In April, the Standing Conference of the Ministers of Education and Cultural Affairs of the Länder in the Federal Republic of Germany announced that the start of the fall semester 2020 at all higher education institutions will be postponed to November 1. For the University of Mannheim which has introduced the international academic year in 2007 this would have meant that the beginning of the lecture period would be almost two months later than previously planned. In contrast to most German universities, where the lecture period usually begins in mid-October, the lecture period at the University of Mannheim starts at the beginning of September and ends before Christmas. The beginning of the lecture period on November 1 would have made it impossible to stick to this rhythm.
The Ministry of Science of Baden-Württemberg gave the University of Mannheim permission to start the fall semester on September 28 – which is only three weeks later than previously planned. During yesterday’s special session, the Senate of the university officially confirmed this date.
Professor Thomas Puhl, President of the University of Mannheim, is relieved: “By starting at the end of September, we manage to mainly stick to the international academic calendar and to return to our usual rhythm in the fall semester 2021, at the latest.”
Fall semester will mostly be a virtual semester / More on-campus classes for first-year students
Like the spring semester, the fall semester 2020/2021 at the University of Mannheim will be mostly a virtual semester, too. In addition to online teaching, first-year students in particular will also be able to attend on-campus classes. The implementation of classroom teaching is a great challenge: In contrast to schools where a class is made up of a defined group of students, lectures at the university are attended by alternating groups of students.
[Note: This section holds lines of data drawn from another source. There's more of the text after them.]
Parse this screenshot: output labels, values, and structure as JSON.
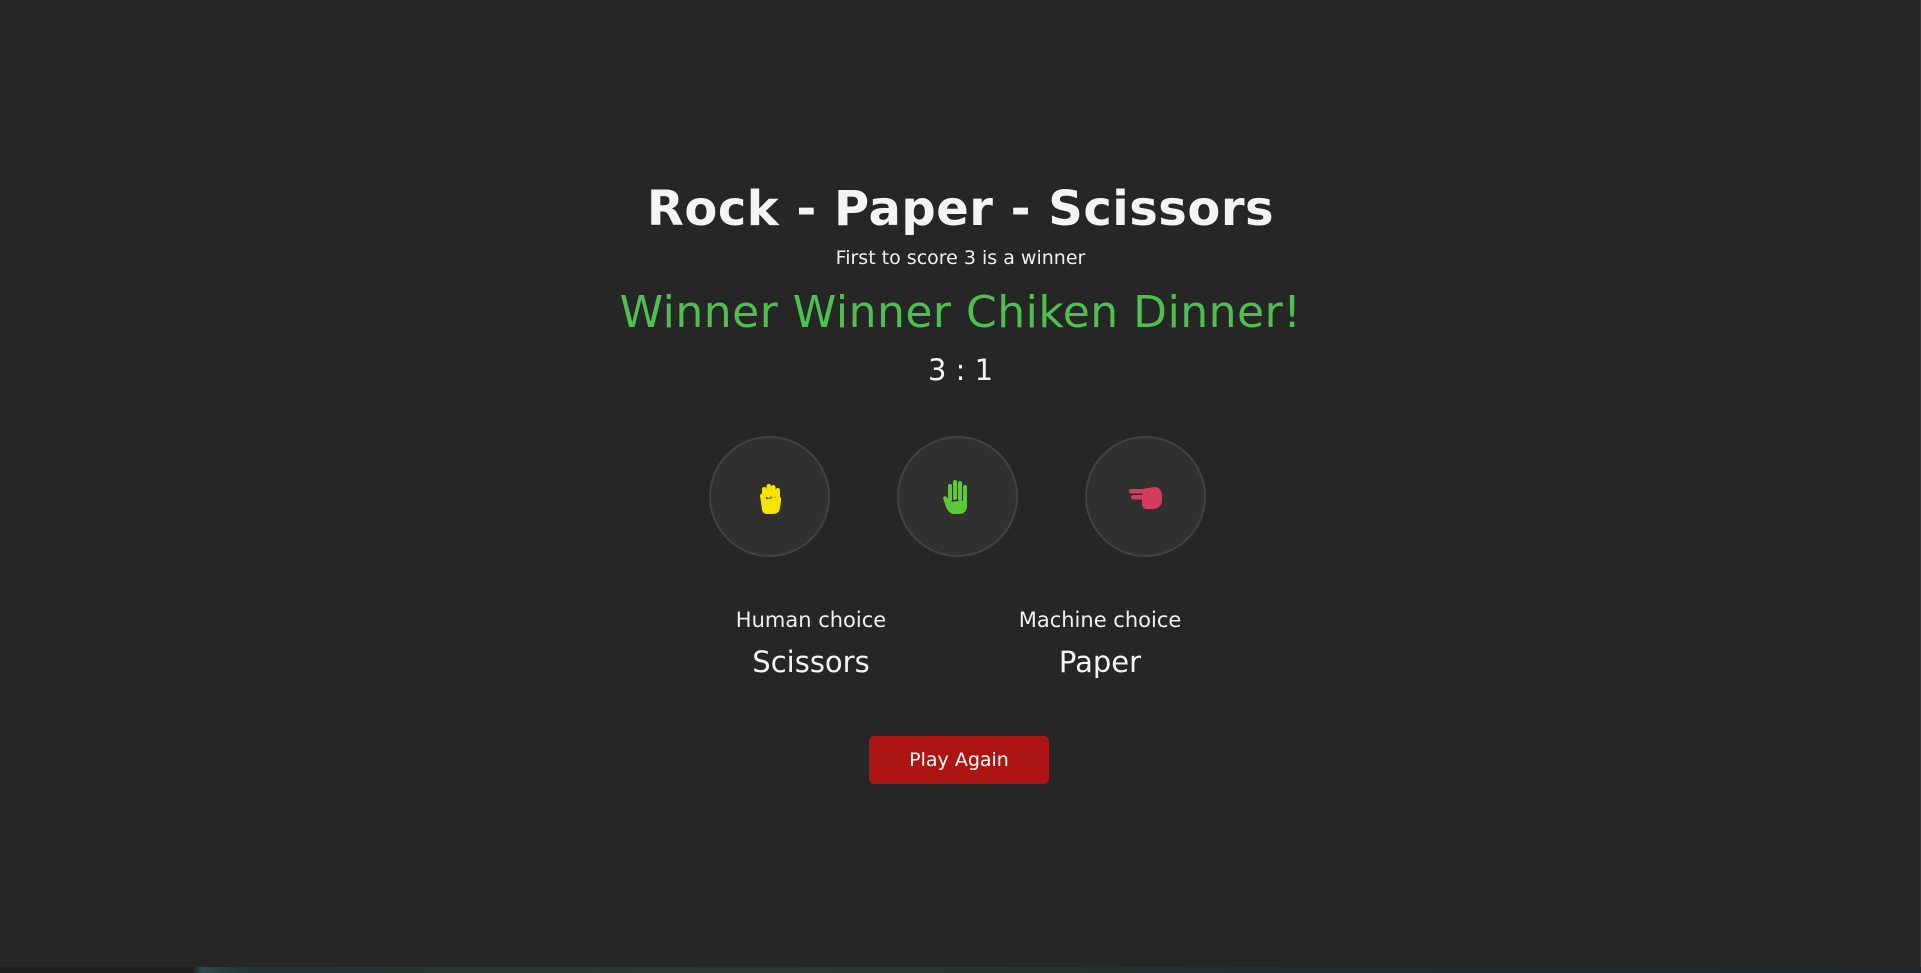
{
  "game": {
    "title": "Rock - Paper - Scissors",
    "subtitle": "First to score 3 is a winner",
    "result_message": "Winner Winner Chiken Dinner!",
    "score": "3 : 1",
    "result_color": "#4fbf4f"
  },
  "choices": [
    {
      "name": "rock",
      "icon": "fist-icon",
      "color": "#f5e400"
    },
    {
      "name": "paper",
      "icon": "open-hand-icon",
      "color": "#5cc937"
    },
    {
      "name": "scissors",
      "icon": "scissors-hand-icon",
      "color": "#d63c5e"
    }
  ],
  "human": {
    "label": "Human choice",
    "value": "Scissors"
  },
  "machine": {
    "label": "Machine choice",
    "value": "Paper"
  },
  "actions": {
    "play_again_label": "Play Again",
    "play_again_color": "#ad1414"
  }
}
In the fall semester, universities will therefore probably still be obliged to ensure the minimum distance of 1.5 meters between students and to document attendance. Under these conditions, only a fraction of the seats available, even in large lecture halls, can be used and many smaller seminar rooms cannot be used for teaching.
“Under these conditions, we will quickly reach our capacity limits”, President Prof. Dr. Thomas Puhl says. “Therefore, we have decided to primarily offer our first-year students the chance to participate in on-campus classes, since they have not had the opportunity to get to know university life and its processes and we want to make it as easy as possible for them to integrate.”
Extending digital infrastructure
In order to enhance the quality of online teaching and to enable the long-term use of digital formats, the university intends to make further investments in digital infrastructure.
The didactics of online teaching are also further developed. A survey among students to evaluate the classes taught in the “corona semester” is already in progress. “Due to the coronavirus crisis in the spring semester, we were basically thrown in at the deep end and had to develop new teaching and exam methods within a very short amount of time”, says Puhl. “We will use the summer to thoroughly reassess and revise these methods, together with the schools and the central university institutions.”
In addition, it will be evaluated which of the benefits of online teaching the university wants to keep in the long term. “Even if online teaching cannot replace classroom teaching, it is an asset for didactics in many ways”, says Puhl. With regard to the university’s internationalization, online formats will already play an important role in the fall semester, in order to make it possible for international students to study at the University of Mannheim, even when travel opportunities are limited.